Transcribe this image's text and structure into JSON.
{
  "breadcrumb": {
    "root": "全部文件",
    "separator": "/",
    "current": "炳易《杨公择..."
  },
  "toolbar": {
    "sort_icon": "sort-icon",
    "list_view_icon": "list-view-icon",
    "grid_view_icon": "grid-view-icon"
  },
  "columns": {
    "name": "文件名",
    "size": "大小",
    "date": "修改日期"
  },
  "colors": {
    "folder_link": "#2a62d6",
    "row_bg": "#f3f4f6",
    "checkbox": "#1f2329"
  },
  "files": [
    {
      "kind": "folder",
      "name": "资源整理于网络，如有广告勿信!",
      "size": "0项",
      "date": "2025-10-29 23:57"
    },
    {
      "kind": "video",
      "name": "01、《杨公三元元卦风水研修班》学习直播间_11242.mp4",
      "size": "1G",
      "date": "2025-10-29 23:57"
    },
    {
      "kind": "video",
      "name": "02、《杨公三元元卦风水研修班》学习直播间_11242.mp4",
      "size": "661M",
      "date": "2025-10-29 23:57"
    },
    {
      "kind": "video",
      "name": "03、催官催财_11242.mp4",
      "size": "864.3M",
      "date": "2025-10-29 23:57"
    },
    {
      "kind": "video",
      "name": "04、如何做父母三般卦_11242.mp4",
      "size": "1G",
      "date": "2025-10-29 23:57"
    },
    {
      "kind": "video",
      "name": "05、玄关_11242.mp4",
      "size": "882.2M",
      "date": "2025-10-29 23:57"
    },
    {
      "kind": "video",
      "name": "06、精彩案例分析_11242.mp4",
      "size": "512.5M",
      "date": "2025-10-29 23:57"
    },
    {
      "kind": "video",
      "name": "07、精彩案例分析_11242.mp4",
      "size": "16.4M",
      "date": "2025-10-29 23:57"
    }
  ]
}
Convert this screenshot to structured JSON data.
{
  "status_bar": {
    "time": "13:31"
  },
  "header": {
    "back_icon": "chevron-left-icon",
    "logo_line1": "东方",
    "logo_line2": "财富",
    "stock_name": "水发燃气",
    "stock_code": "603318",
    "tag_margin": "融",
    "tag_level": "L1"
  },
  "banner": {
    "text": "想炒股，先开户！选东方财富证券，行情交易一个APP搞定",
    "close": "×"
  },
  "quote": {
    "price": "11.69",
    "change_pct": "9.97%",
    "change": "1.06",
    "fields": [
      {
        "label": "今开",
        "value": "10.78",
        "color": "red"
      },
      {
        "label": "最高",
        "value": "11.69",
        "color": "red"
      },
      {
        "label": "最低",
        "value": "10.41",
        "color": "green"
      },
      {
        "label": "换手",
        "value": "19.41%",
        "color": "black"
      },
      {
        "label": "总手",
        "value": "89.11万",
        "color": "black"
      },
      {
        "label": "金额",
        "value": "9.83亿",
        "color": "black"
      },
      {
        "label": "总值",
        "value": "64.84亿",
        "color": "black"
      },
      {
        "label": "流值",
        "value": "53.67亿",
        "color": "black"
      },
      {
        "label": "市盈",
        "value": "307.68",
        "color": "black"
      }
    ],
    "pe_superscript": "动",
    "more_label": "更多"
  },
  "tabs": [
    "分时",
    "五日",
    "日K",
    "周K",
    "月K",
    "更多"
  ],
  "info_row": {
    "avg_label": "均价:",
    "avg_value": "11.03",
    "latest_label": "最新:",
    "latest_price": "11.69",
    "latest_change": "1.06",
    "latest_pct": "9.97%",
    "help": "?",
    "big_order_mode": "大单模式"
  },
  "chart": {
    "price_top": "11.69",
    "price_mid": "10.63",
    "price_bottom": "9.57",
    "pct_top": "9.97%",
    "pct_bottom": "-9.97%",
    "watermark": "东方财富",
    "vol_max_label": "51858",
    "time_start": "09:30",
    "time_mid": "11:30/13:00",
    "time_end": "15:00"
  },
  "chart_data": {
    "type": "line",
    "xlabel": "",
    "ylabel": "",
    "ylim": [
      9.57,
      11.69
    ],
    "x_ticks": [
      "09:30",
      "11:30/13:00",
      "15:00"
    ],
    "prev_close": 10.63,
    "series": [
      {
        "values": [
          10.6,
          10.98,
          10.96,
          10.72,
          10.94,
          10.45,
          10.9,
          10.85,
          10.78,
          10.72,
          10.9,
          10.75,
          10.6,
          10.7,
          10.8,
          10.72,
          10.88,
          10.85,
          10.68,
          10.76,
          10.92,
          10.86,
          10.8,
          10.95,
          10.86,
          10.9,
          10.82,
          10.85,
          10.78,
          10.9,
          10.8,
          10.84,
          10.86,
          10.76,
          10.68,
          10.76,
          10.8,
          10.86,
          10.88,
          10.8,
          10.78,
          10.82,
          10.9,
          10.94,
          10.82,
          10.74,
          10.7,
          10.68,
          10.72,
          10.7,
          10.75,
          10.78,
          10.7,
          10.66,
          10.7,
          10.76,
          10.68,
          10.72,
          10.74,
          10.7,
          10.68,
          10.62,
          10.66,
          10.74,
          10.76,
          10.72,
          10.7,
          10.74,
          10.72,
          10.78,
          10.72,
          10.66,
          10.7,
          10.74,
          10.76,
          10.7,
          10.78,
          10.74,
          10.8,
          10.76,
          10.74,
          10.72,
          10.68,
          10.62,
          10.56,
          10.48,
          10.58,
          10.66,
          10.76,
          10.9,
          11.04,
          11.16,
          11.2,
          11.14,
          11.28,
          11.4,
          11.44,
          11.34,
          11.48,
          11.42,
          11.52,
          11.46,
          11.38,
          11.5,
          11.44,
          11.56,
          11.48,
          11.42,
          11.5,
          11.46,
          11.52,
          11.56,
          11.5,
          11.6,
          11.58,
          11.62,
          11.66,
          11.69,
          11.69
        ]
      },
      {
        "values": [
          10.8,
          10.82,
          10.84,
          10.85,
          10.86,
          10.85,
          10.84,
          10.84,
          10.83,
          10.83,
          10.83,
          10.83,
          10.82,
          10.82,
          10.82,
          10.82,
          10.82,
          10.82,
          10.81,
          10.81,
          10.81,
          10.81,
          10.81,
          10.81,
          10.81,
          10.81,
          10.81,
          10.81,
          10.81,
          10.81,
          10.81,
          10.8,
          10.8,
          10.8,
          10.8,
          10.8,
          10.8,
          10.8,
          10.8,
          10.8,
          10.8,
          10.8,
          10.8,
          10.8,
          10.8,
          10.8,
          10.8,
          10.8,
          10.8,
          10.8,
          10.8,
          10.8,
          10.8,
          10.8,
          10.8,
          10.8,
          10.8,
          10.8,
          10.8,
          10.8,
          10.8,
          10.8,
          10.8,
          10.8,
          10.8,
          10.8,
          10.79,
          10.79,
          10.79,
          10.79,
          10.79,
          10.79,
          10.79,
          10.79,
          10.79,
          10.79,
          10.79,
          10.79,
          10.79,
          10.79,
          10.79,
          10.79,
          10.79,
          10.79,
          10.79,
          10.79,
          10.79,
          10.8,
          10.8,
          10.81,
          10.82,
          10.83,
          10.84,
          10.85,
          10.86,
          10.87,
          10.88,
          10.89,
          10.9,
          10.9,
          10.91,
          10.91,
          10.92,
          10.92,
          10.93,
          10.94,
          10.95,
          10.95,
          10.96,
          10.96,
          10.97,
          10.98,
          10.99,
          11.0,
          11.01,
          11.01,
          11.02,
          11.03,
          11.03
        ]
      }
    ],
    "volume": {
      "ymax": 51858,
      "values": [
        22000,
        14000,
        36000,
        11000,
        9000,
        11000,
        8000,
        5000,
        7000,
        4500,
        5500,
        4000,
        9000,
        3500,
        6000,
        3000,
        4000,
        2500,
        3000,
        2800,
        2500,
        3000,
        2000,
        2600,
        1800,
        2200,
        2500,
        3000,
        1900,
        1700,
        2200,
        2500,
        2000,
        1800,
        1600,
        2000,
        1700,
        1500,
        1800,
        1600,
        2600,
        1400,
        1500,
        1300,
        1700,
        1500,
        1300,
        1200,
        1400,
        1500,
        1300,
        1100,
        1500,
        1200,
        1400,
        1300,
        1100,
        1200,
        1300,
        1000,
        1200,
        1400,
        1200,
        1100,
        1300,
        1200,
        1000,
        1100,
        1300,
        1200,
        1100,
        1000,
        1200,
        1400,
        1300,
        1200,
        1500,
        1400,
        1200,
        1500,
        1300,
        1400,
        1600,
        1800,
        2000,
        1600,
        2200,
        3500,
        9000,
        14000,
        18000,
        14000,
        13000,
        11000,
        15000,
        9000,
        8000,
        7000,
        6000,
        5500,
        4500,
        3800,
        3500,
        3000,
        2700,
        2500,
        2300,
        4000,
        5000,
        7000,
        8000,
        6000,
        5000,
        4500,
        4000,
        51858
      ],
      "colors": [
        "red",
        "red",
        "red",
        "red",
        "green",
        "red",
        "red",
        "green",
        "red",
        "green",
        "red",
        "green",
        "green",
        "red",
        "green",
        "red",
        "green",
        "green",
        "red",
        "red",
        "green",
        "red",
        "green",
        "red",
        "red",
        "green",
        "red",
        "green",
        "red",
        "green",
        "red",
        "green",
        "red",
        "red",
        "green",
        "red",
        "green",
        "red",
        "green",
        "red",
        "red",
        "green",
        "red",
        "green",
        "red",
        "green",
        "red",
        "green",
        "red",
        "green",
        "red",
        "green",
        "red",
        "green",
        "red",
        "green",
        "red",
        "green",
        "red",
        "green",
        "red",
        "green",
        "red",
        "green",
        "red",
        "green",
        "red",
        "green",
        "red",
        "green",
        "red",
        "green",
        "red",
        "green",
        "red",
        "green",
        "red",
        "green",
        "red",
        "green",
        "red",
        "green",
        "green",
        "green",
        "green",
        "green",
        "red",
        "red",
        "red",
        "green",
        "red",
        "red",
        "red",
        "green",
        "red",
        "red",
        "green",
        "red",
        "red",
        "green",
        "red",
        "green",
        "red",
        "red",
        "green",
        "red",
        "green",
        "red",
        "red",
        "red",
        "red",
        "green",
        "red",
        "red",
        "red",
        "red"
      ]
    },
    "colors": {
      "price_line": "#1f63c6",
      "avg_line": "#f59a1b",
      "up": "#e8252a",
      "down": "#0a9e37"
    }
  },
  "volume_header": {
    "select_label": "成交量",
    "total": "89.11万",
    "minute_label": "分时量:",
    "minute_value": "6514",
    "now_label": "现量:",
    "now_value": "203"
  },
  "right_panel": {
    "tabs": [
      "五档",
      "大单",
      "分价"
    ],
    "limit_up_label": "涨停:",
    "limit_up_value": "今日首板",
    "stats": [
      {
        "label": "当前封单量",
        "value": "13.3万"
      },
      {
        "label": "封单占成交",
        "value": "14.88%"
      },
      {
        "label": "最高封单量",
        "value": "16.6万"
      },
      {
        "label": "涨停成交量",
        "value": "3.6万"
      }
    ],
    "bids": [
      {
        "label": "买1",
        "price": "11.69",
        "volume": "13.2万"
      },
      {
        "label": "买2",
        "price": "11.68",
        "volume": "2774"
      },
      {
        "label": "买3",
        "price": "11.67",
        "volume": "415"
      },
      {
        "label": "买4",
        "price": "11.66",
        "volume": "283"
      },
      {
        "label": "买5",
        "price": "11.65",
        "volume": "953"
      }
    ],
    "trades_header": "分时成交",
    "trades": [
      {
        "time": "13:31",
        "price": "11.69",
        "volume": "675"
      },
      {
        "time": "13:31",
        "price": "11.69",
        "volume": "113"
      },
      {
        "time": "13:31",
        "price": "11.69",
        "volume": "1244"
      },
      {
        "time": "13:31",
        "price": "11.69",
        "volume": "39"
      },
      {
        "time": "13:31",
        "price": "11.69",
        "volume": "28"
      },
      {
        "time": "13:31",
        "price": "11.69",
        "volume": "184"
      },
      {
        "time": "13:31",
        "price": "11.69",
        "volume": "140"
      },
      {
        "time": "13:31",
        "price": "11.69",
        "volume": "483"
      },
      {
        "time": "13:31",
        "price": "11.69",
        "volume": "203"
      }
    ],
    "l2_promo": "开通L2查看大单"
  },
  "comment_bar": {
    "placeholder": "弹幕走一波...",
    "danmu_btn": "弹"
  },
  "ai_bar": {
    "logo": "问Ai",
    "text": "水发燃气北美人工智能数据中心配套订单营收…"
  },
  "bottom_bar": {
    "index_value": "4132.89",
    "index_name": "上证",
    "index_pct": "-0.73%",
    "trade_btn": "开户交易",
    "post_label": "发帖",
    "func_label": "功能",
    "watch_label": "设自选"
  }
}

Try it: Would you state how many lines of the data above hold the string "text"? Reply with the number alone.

Answer area: 3